In an outstandingly well reasoned and well articulated opinion, Judge Schwab, of the U.S. District Court for the Western District of Pennsylvania, delved into the constitutional requirements for a qui tam action (Latin phrase meaning “opportunist who sues ostensibly in behalf of the government and keeps half of whatever he collects”) and held that FLFMC, LLC – the et al. in the WHAM-O case – lacked standing to sue for false marking. Citing to Supreme Court precedent, Judge Schwab noted that standing required, inter alia, that a plaintiff in a qui tam action “must show an injury-in-fact, a harm that is ‘both concrete and actual or imminent, not conjectural or hypothetical’” and also must “demonstrate a likelihood that the requested relief will substantially remedy the injury-in-fact.” He then held that “[i]n this case, there is no quantifiable, concrete injury to the United States or to FLFMC…” and “[a] violation of law alone is not enough to establish an injury-in-fact under general standing principles.” Case dismissed.
Judge Klausner, of the U.S. District Court for the Central District of California, came to much the same conclusion in the Shizzle Pop case – albeit in a much shorter opinion. “[A] plaintiff must support an alleged injury with additional factual pleadings, and such injury must be concrete and particularized, and actual or imminent … mere legal conclusions are insufficient, and a formulaic recitation of the elements will not do.” Case dismissed.
THE LESSON TO BE LEARNED: Unless the marking trolls can come up with a new and convincing theory of how false marking actually injures the public, the bringing of these actions will henceforth be limited to ones by actual competitors of the (alleged) mismarker.
Thanks Geniuses, how do you reconcile the "outstandingly well reasoned and well articulated opinion" of Judge Schwab with the fact that the Federal Circuit in Pequignot reached the merits of a case in which the plaintiff was a non-competitor? Since all federal courts, including the Supreme Court, must assure themselves that they have subject matter jurisdiction (i.e., that the plaintiff has standing) before reaching the merits, hasn't the Federal Circuit decided sub silentio that non-competitors have standing?
This decision seems to directly contradict the CAFC's recent ruling in Stauffer v. Brooks Bros., which indicates that the U.S. presumptively has standing to sue in false marking cases. As reported by the Patently-O blog, the CAFC ruled that:
"Congress has, by enacting section 292, defined an injury in fact to the United States. In other words, a violation of that statute inherently constitutes an injury to the United States. In passing the statute prohibiting deceptive patent mismarking, Congress determined that such conduct is harmful and should be prohibited.
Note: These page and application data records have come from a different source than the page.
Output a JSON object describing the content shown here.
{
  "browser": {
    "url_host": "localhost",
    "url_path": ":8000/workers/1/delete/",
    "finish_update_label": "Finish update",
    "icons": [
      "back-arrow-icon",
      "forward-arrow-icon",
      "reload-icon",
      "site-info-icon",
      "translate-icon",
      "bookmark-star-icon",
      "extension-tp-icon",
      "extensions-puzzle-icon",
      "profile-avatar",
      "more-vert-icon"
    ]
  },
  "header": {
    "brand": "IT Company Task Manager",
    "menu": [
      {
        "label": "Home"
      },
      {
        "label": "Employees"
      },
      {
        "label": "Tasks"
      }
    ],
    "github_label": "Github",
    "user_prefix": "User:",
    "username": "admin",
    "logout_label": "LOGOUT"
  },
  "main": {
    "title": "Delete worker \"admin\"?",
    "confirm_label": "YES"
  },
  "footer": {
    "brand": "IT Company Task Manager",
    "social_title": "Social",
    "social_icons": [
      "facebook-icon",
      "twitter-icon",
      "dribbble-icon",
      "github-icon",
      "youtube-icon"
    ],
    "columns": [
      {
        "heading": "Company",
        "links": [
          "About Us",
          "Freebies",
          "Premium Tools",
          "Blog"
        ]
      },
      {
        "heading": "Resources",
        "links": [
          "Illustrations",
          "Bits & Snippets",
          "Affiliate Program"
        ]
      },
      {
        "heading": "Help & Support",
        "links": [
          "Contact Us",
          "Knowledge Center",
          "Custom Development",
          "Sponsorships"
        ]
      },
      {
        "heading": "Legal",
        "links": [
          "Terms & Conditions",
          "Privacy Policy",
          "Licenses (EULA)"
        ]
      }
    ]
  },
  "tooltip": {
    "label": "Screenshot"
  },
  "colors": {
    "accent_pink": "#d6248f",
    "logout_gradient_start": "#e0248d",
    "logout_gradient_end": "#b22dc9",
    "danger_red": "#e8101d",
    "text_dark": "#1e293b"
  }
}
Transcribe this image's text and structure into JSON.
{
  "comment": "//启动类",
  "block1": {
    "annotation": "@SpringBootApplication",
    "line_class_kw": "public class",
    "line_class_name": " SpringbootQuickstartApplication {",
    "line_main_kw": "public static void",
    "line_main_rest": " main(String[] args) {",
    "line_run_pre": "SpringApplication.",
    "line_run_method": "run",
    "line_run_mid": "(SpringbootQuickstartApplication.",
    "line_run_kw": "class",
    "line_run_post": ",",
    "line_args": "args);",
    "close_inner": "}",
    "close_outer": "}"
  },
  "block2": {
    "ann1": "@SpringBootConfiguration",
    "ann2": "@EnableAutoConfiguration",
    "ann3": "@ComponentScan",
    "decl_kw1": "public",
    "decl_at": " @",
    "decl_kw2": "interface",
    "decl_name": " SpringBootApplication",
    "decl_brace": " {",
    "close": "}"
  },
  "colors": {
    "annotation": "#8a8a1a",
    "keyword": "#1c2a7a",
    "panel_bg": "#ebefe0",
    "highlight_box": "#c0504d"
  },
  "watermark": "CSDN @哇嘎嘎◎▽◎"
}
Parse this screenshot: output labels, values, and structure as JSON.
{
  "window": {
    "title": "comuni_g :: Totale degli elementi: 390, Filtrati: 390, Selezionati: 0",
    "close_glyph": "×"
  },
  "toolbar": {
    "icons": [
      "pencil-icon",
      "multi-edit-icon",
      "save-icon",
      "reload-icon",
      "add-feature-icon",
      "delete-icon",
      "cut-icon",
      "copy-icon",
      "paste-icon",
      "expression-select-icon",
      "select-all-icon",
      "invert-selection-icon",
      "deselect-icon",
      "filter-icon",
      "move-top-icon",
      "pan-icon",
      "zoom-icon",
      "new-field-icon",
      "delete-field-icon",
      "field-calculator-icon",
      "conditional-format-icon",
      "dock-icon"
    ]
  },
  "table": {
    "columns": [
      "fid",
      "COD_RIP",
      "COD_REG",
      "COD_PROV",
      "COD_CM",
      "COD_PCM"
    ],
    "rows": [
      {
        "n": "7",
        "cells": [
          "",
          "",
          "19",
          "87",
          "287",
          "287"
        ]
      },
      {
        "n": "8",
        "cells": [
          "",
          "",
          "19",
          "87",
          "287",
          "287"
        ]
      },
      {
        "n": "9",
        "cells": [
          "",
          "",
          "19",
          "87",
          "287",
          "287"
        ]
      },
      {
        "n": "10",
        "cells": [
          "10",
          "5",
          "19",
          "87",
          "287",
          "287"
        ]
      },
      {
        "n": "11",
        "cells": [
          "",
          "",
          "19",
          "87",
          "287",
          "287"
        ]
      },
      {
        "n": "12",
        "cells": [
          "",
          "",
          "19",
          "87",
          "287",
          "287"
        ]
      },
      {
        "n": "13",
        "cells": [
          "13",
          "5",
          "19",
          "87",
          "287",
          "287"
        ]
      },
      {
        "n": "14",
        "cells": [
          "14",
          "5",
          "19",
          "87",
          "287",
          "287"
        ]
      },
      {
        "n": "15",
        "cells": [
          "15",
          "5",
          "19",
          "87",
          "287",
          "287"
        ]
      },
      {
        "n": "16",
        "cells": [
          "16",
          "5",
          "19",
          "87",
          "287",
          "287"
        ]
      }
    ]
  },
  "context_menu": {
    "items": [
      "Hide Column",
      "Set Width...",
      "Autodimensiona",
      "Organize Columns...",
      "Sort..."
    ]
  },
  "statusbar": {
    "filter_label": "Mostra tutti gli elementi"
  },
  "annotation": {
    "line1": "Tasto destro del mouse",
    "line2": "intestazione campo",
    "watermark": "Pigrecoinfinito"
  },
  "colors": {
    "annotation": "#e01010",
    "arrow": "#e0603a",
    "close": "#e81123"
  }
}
The parties have not cited any case in which the government has been denied standing to enforce its own law. Because the government would have standing to enforce its own law, Stauffer, as the government’s assignee, also has standing to enforce section 292."